I found in tables that the experimental energy required to brake the bond of the hydrogen molecule H$$_2$$ corresponds to $$E=436$$ kJ/mol. So I wanted to convert this value to temperature using the relation $$E=k_bT$$. The temperature corresponding to that energy is $$T= 51~960$$ K. This is roughly 9 times the temperature of the sun. It doesn't make sense to me that we require such a high temperature (51,960 K) to dissociate the hydrogen molecule. At that temperature even nuclear reactions are occurring. My only explanation is that I am misunderstanding the actual meaning of the energy in $$E=k_bT$$. ¿What is the actual meaning?

• In general, keep in mind that temperature is a thermodynamic variable, which means it is astatistical distribution tag when one goes down to molecules and atoms.. For your particular problem see this jpl.nasa.gov/nmp/st5/SCIENCE/sun.html , which supports the answer by Stephen – anna v Sep 29 '20 at 4:15

The quantity $$k_B T$$ represents the scale of random energy fluctuations per molecule, per degree of freedom (up to a scale factor on the order of unity). If the dissociation energy per mole is $$D$$ and a gas of $$H_2$$ molecules is in thermal equilibrium at temperature $$T$$, it means the fraction of $$H_2$$ molecules with enough energy to dissociate will be on the order of $$e^{-(D/N_A k_B T)}$$ ($$N_A$$ is Avogadro's number). So yes, if the temperature is far below $$5e4 K$$, only a small fraction will dissociate (but note that some atomic $$H$$ will exist at any temperature). At room temperature, less than 0.5% of the molecules will dissociate at equilibrium, consistent with our understanding that molecular hydrogen exists as $$H_2$$ at room temperature.
Note, however, that there are other ways to dissociate $$H_2$$ than just through thermal fluctuations.

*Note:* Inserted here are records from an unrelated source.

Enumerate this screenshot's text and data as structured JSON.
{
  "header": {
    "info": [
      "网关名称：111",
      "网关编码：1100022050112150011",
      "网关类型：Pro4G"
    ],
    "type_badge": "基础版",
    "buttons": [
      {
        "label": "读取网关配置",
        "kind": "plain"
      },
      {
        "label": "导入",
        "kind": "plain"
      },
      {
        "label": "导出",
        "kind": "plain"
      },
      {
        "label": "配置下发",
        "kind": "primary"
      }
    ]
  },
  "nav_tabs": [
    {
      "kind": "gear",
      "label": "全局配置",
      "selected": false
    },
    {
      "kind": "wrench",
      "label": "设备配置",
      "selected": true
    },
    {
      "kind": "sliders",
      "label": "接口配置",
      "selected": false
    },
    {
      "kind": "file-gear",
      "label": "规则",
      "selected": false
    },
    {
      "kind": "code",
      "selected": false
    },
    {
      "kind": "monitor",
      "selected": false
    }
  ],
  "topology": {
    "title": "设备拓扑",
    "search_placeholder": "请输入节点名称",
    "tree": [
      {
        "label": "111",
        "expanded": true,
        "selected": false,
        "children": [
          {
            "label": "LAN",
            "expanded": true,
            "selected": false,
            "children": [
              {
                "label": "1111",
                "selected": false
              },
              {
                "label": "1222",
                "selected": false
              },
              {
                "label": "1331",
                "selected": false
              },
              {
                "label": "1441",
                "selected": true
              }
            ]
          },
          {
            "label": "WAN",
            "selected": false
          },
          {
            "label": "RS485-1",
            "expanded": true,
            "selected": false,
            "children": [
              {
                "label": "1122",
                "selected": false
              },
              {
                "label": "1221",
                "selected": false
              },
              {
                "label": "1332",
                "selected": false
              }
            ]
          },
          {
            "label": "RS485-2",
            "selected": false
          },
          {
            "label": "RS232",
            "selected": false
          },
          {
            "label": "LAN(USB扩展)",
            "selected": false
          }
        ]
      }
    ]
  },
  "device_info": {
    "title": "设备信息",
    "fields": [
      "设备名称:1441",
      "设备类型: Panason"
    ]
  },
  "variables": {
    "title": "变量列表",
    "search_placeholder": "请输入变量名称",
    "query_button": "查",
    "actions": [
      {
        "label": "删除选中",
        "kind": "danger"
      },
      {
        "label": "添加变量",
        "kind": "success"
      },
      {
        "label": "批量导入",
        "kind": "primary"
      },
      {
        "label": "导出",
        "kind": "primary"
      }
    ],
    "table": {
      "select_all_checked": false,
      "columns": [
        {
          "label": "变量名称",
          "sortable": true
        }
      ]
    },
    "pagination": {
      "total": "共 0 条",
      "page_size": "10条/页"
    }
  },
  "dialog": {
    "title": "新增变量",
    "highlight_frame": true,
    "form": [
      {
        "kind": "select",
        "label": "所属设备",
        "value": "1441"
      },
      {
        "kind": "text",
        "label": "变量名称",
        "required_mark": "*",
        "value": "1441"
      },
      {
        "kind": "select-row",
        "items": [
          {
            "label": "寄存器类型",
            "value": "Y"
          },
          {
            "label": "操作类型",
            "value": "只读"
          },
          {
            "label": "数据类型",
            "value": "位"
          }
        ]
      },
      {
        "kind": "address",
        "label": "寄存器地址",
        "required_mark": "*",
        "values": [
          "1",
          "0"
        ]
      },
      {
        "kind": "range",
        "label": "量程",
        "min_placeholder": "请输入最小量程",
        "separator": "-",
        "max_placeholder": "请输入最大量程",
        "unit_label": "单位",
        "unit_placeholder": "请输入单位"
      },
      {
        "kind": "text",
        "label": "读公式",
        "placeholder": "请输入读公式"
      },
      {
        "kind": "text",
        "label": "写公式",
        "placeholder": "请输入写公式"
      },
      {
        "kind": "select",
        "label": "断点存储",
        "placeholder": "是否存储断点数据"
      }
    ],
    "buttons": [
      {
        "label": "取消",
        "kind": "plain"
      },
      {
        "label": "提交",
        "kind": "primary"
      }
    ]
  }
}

In a plasma, such as an arc discharge, there are electrons and ions bombarding the molecules that can rip them apart in collisions, for example.